**ASSIGNED TASK**
Every record must be given again word for word; no picture belongs in the copy.

**DATA FOR THIS EXERCISE**
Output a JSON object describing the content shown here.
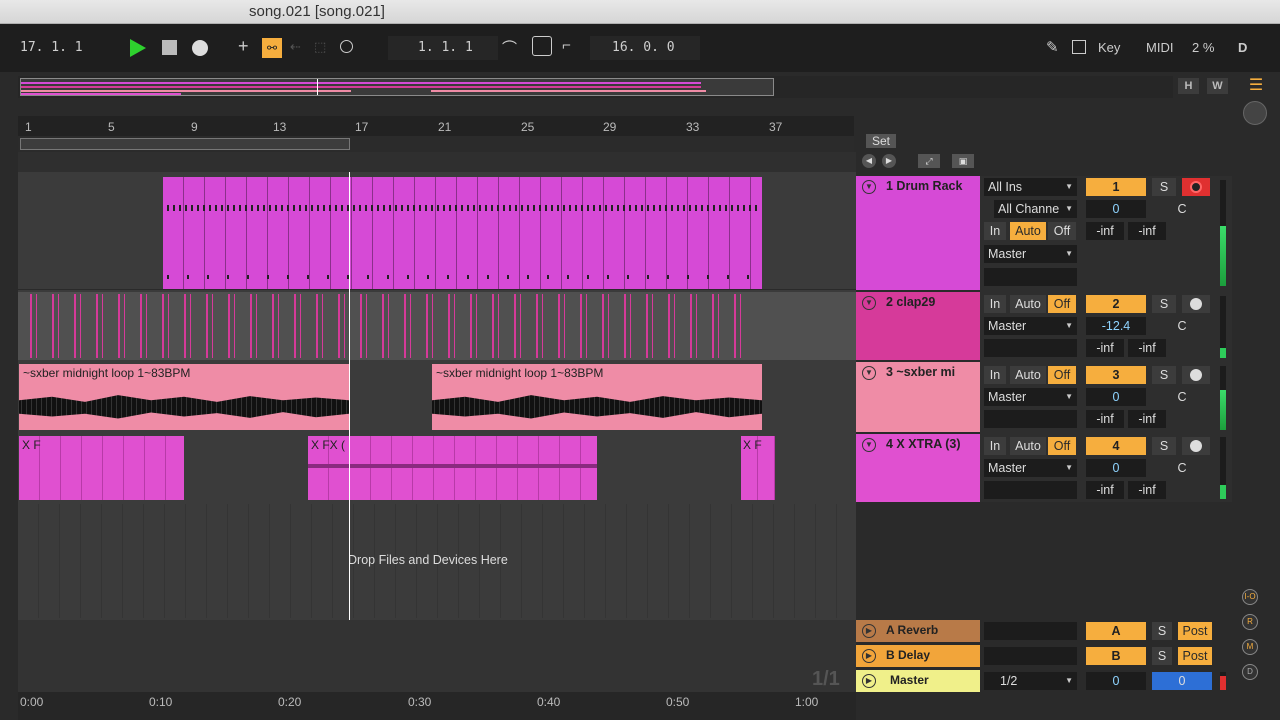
{
  "window": {
    "title": "song.021  [song.021]"
  },
  "transport": {
    "position": "17.   1.   1",
    "loop_start": "1.   1.   1",
    "loop_length": "16.   0.   0",
    "key_label": "Key",
    "midi_label": "MIDI",
    "cpu": "2 %",
    "disk": "D"
  },
  "overview": {
    "h_label": "H",
    "w_label": "W"
  },
  "ruler": {
    "bars": [
      "1",
      "5",
      "9",
      "13",
      "17",
      "21",
      "25",
      "29",
      "33",
      "37"
    ]
  },
  "set_label": "Set",
  "tracks": [
    {
      "name": "1 Drum Rack",
      "color": "#d64ad6",
      "input_type": "All Ins",
      "input_channel": "All Channe",
      "monitor": [
        "In",
        "Auto",
        "Off"
      ],
      "output": "Master",
      "number": "1",
      "volume": "0",
      "pan": "C",
      "peak_l": "-inf",
      "peak_r": "-inf",
      "solo": "S"
    },
    {
      "name": "2 clap29",
      "color": "#d63a9a",
      "monitor": [
        "In",
        "Auto",
        "Off"
      ],
      "output": "Master",
      "number": "2",
      "volume": "-12.4",
      "pan": "C",
      "peak_l": "-inf",
      "peak_r": "-inf",
      "solo": "S"
    },
    {
      "name": "3 ~sxber mi",
      "color": "#ef8ca6",
      "monitor": [
        "In",
        "Auto",
        "Off"
      ],
      "output": "Master",
      "number": "3",
      "volume": "0",
      "pan": "C",
      "peak_l": "-inf",
      "peak_r": "-inf",
      "solo": "S"
    },
    {
      "name": "4 X XTRA (3)",
      "color": "#e050d0",
      "monitor": [
        "In",
        "Auto",
        "Off"
      ],
      "output": "Master",
      "number": "4",
      "volume": "0",
      "pan": "C",
      "peak_l": "-inf",
      "peak_r": "-inf",
      "solo": "S"
    }
  ],
  "clips": {
    "loop_clip_name": "~sxber midnight loop 1~83BPM",
    "xtra_clip_name": "X F",
    "xtra_fx_name": "X FX ("
  },
  "drop_hint": "Drop Files and Devices Here",
  "returns": [
    {
      "name": "A Reverb",
      "color": "#b87a48",
      "letter": "A",
      "solo": "S",
      "post": "Post"
    },
    {
      "name": "B Delay",
      "color": "#f2a53a",
      "letter": "B",
      "solo": "S",
      "post": "Post"
    }
  ],
  "master": {
    "name": "Master",
    "color": "#f0f08a",
    "output": "1/2",
    "volume": "0",
    "pan": "0"
  },
  "page_indicator": "1/1",
  "timeline": [
    "0:00",
    "0:10",
    "0:20",
    "0:30",
    "0:40",
    "0:50",
    "1:00"
  ],
  "side_icons": [
    "I-O",
    "R",
    "M",
    "D"
  ]
}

**ANSWER AREA**
Output a JSON object describing the content shown here.
{
  "window": {
    "title": "song.021  [song.021]"
  },
  "transport": {
    "position": "17.   1.   1",
    "loop_start": "1.   1.   1",
    "loop_length": "16.   0.   0",
    "key_label": "Key",
    "midi_label": "MIDI",
    "cpu": "2 %",
    "disk": "D"
  },
  "overview": {
    "h_label": "H",
    "w_label": "W"
  },
  "ruler": {
    "bars": [
      "1",
      "5",
      "9",
      "13",
      "17",
      "21",
      "25",
      "29",
      "33",
      "37"
    ]
  },
  "set_label": "Set",
  "tracks": [
    {
      "name": "1 Drum Rack",
      "color": "#d64ad6",
      "input_type": "All Ins",
      "input_channel": "All Channe",
      "monitor": [
        "In",
        "Auto",
        "Off"
      ],
      "output": "Master",
      "number": "1",
      "volume": "0",
      "pan": "C",
      "peak_l": "-inf",
      "peak_r": "-inf",
      "solo": "S"
    },
    {
      "name": "2 clap29",
      "color": "#d63a9a",
      "monitor": [
        "In",
        "Auto",
        "Off"
      ],
      "output": "Master",
      "number": "2",
      "volume": "-12.4",
      "pan": "C",
      "peak_l": "-inf",
      "peak_r": "-inf",
      "solo": "S"
    },
    {
      "name": "3 ~sxber mi",
      "color": "#ef8ca6",
      "monitor": [
        "In",
        "Auto",
        "Off"
      ],
      "output": "Master",
      "number": "3",
      "volume": "0",
      "pan": "C",
      "peak_l": "-inf",
      "peak_r": "-inf",
      "solo": "S"
    },
    {
      "name": "4 X XTRA (3)",
      "color": "#e050d0",
      "monitor": [
        "In",
        "Auto",
        "Off"
      ],
      "output": "Master",
      "number": "4",
      "volume": "0",
      "pan": "C",
      "peak_l": "-inf",
      "peak_r": "-inf",
      "solo": "S"
    }
  ],
  "clips": {
    "loop_clip_name": "~sxber midnight loop 1~83BPM",
    "xtra_clip_name": "X F",
    "xtra_fx_name": "X FX ("
  },
  "drop_hint": "Drop Files and Devices Here",
  "returns": [
    {
      "name": "A Reverb",
      "color": "#b87a48",
      "letter": "A",
      "solo": "S",
      "post": "Post"
    },
    {
      "name": "B Delay",
      "color": "#f2a53a",
      "letter": "B",
      "solo": "S",
      "post": "Post"
    }
  ],
  "master": {
    "name": "Master",
    "color": "#f0f08a",
    "output": "1/2",
    "volume": "0",
    "pan": "0"
  },
  "page_indicator": "1/1",
  "timeline": [
    "0:00",
    "0:10",
    "0:20",
    "0:30",
    "0:40",
    "0:50",
    "1:00"
  ],
  "side_icons": [
    "I-O",
    "R",
    "M",
    "D"
  ]
}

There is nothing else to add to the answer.